“You do not. Trust me”, Bidentime responded, firm and erect in his response to Fausti’s lecture.
“How, then,” Fausti finished with her own challenge, “are you going to obtain for us the respect, the popular support, the funds, for the mission you wish us to undertake, without becoming what you profess to hate? Without yourself becoming the next Usurper?”
“I will match your expression of uncertainty with one of my own”, Bidentime answered. “I don’t know. But it is given to me, and to my office as Steward of the Nation, to try. And I will try. Since you said that, despite your eloquently-expressed misgivings, you would serve at the Nation’s command, I will take you at your word. I place you at the head of the Steward’s Commission for National Healing and Advancement, and I will be working with you and your designates to put together an appropriate framework for this Commission so that it may be announced, and its work commence, at the earliest possible moment.”
Fausti nodded. “So be it. May our service be of far greater value to the Nation than we fear it will be.”
Bidentime nodded in return. “So be it indeed. And come what may, I at least will value that service.” He sat down, erect and firm, at his Steward’s folding table, rapped the end of his Steward’s rod once. At a signal from the bailiffs, the delegation rose, and the staffers who led them in led them out to their bus. The bailiffs followed them.
When all were gone, Bidentime’s shoulders sagged, his face fell and lost most of its color. He pulled off his face shield, and listlessly dropped it on the table, from which it promptly rolled off and fell on the floor. He stared at the place where it had been for a moment, and then, vacantly, into the empty space of the Audience Room. He sat there for some time, alone, still, and sorrowful, an old and profoundly weary man.
* This post suggests using “dey/dem/deir” as the missing third-person singular, gender-ambiguous personal pronoun in US English.

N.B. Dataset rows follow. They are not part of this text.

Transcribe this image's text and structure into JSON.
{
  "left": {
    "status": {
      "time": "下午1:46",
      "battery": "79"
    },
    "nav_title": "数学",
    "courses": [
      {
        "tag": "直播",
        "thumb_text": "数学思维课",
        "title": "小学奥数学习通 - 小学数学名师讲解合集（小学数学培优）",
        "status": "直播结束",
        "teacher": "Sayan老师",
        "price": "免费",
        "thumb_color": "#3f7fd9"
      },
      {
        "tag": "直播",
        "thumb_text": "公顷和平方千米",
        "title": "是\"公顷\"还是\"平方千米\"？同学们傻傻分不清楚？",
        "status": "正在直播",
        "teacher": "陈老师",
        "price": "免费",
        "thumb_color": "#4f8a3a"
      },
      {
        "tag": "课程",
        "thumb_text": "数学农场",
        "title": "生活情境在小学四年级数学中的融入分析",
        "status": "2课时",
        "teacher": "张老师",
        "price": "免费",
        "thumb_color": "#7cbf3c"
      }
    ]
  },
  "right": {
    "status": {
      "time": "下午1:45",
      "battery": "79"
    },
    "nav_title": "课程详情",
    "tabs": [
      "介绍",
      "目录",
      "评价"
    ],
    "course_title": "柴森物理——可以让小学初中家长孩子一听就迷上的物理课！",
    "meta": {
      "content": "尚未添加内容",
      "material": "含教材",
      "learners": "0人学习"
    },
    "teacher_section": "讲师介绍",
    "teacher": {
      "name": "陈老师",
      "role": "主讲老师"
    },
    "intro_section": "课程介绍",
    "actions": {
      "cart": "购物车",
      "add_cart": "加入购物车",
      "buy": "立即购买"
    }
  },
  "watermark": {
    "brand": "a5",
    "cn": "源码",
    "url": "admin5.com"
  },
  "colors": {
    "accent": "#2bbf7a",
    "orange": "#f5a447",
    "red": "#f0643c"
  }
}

Given that the choice that seems to YFNA to best reflect the state of the human condition in these Untied States is rejected on various grounds.